[Stored entries]
──────────────────────────────
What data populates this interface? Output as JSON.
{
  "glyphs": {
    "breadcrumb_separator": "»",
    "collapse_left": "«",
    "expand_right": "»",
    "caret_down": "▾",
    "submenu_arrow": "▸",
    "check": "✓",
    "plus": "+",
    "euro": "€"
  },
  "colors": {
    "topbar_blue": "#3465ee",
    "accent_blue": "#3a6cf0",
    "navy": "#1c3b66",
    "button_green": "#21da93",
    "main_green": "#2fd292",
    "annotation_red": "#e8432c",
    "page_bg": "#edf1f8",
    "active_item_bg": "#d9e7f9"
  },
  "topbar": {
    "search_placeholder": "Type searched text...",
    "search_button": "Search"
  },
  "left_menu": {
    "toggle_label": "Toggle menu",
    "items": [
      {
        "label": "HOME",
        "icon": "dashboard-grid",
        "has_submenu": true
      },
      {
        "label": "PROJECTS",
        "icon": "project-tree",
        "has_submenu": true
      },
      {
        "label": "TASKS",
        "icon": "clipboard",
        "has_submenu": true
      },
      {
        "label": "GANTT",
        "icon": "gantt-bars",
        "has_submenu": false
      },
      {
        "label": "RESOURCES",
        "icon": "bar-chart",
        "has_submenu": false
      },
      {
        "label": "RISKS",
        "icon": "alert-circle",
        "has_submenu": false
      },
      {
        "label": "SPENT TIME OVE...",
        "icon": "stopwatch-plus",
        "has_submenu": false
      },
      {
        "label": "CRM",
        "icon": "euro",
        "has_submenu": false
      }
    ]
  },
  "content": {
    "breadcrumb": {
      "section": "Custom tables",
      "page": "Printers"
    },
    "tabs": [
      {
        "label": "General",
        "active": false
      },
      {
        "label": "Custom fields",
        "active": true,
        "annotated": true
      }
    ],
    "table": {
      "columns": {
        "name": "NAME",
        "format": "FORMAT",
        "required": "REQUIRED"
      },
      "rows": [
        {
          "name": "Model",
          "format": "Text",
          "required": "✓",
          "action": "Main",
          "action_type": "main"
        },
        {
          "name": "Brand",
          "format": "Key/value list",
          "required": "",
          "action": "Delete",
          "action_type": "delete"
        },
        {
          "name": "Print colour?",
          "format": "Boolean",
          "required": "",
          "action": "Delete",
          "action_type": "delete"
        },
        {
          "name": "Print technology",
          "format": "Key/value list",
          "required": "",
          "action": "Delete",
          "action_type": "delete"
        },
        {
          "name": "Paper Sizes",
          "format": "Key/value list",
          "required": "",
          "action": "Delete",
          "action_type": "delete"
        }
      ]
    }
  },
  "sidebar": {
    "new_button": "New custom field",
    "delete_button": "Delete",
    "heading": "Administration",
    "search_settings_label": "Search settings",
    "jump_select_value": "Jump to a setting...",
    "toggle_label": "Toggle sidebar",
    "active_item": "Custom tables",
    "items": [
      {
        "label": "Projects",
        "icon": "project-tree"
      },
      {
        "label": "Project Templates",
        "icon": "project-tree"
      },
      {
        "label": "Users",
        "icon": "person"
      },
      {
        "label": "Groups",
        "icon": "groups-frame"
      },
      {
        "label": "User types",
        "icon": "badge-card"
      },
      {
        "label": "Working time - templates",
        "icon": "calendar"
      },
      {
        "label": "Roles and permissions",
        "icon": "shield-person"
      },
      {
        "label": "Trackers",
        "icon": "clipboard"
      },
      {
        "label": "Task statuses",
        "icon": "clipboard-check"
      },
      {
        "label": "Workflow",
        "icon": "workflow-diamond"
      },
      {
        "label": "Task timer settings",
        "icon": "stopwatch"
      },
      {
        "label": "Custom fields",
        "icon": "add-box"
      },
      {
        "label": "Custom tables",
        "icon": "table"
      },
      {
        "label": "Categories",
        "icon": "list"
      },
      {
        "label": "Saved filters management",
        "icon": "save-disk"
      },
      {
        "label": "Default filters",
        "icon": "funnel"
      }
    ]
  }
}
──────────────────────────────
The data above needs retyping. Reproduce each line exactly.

Response:
What data populates this interface? Output as JSON.
{
  "glyphs": {
    "breadcrumb_separator": "»",
    "collapse_left": "«",
    "expand_right": "»",
    "caret_down": "▾",
    "submenu_arrow": "▸",
    "check": "✓",
    "plus": "+",
    "euro": "€"
  },
  "colors": {
    "topbar_blue": "#3465ee",
    "accent_blue": "#3a6cf0",
    "navy": "#1c3b66",
    "button_green": "#21da93",
    "main_green": "#2fd292",
    "annotation_red": "#e8432c",
    "page_bg": "#edf1f8",
    "active_item_bg": "#d9e7f9"
  },
  "topbar": {
    "search_placeholder": "Type searched text...",
    "search_button": "Search"
  },
  "left_menu": {
    "toggle_label": "Toggle menu",
    "items": [
      {
        "label": "HOME",
        "icon": "dashboard-grid",
        "has_submenu": true
      },
      {
        "label": "PROJECTS",
        "icon": "project-tree",
        "has_submenu": true
      },
      {
        "label": "TASKS",
        "icon": "clipboard",
        "has_submenu": true
      },
      {
        "label": "GANTT",
        "icon": "gantt-bars",
        "has_submenu": false
      },
      {
        "label": "RESOURCES",
        "icon": "bar-chart",
        "has_submenu": false
      },
      {
        "label": "RISKS",
        "icon": "alert-circle",
        "has_submenu": false
      },
      {
        "label": "SPENT TIME OVE...",
        "icon": "stopwatch-plus",
        "has_submenu": false
      },
      {
        "label": "CRM",
        "icon": "euro",
        "has_submenu": false
      }
    ]
  },
  "content": {
    "breadcrumb": {
      "section": "Custom tables",
      "page": "Printers"
    },
    "tabs": [
      {
        "label": "General",
        "active": false
      },
      {
        "label": "Custom fields",
        "active": true,
        "annotated": true
      }
    ],
    "table": {
      "columns": {
        "name": "NAME",
        "format": "FORMAT",
        "required": "REQUIRED"
      },
      "rows": [
        {
          "name": "Model",
          "format": "Text",
          "required": "✓",
          "action": "Main",
          "action_type": "main"
        },
        {
          "name": "Brand",
          "format": "Key/value list",
          "required": "",
          "action": "Delete",
          "action_type": "delete"
        },
        {
          "name": "Print colour?",
          "format": "Boolean",
          "required": "",
          "action": "Delete",
          "action_type": "delete"
        },
        {
          "name": "Print technology",
          "format": "Key/value list",
          "required": "",
          "action": "Delete",
          "action_type": "delete"
        },
        {
          "name": "Paper Sizes",
          "format": "Key/value list",
          "required": "",
          "action": "Delete",
          "action_type": "delete"
        }
      ]
    }
  },
  "sidebar": {
    "new_button": "New custom field",
    "delete_button": "Delete",
    "heading": "Administration",
    "search_settings_label": "Search settings",
    "jump_select_value": "Jump to a setting...",
    "toggle_label": "Toggle sidebar",
    "active_item": "Custom tables",
    "items": [
      {
        "label": "Projects",
        "icon": "project-tree"
      },
      {
        "label": "Project Templates",
        "icon": "project-tree"
      },
      {
        "label": "Users",
        "icon": "person"
      },
      {
        "label": "Groups",
        "icon": "groups-frame"
      },
      {
        "label": "User types",
        "icon": "badge-card"
      },
      {
        "label": "Working time - templates",
        "icon": "calendar"
      },
      {
        "label": "Roles and permissions",
        "icon": "shield-person"
      },
      {
        "label": "Trackers",
        "icon": "clipboard"
      },
      {
        "label": "Task statuses",
        "icon": "clipboard-check"
      },
      {
        "label": "Workflow",
        "icon": "workflow-diamond"
      },
      {
        "label": "Task timer settings",
        "icon": "stopwatch"
      },
      {
        "label": "Custom fields",
        "icon": "add-box"
      },
      {
        "label": "Custom tables",
        "icon": "table"
      },
      {
        "label": "Categories",
        "icon": "list"
      },
      {
        "label": "Saved filters management",
        "icon": "save-disk"
      },
      {
        "label": "Default filters",
        "icon": "funnel"
      }
    ]
  }
}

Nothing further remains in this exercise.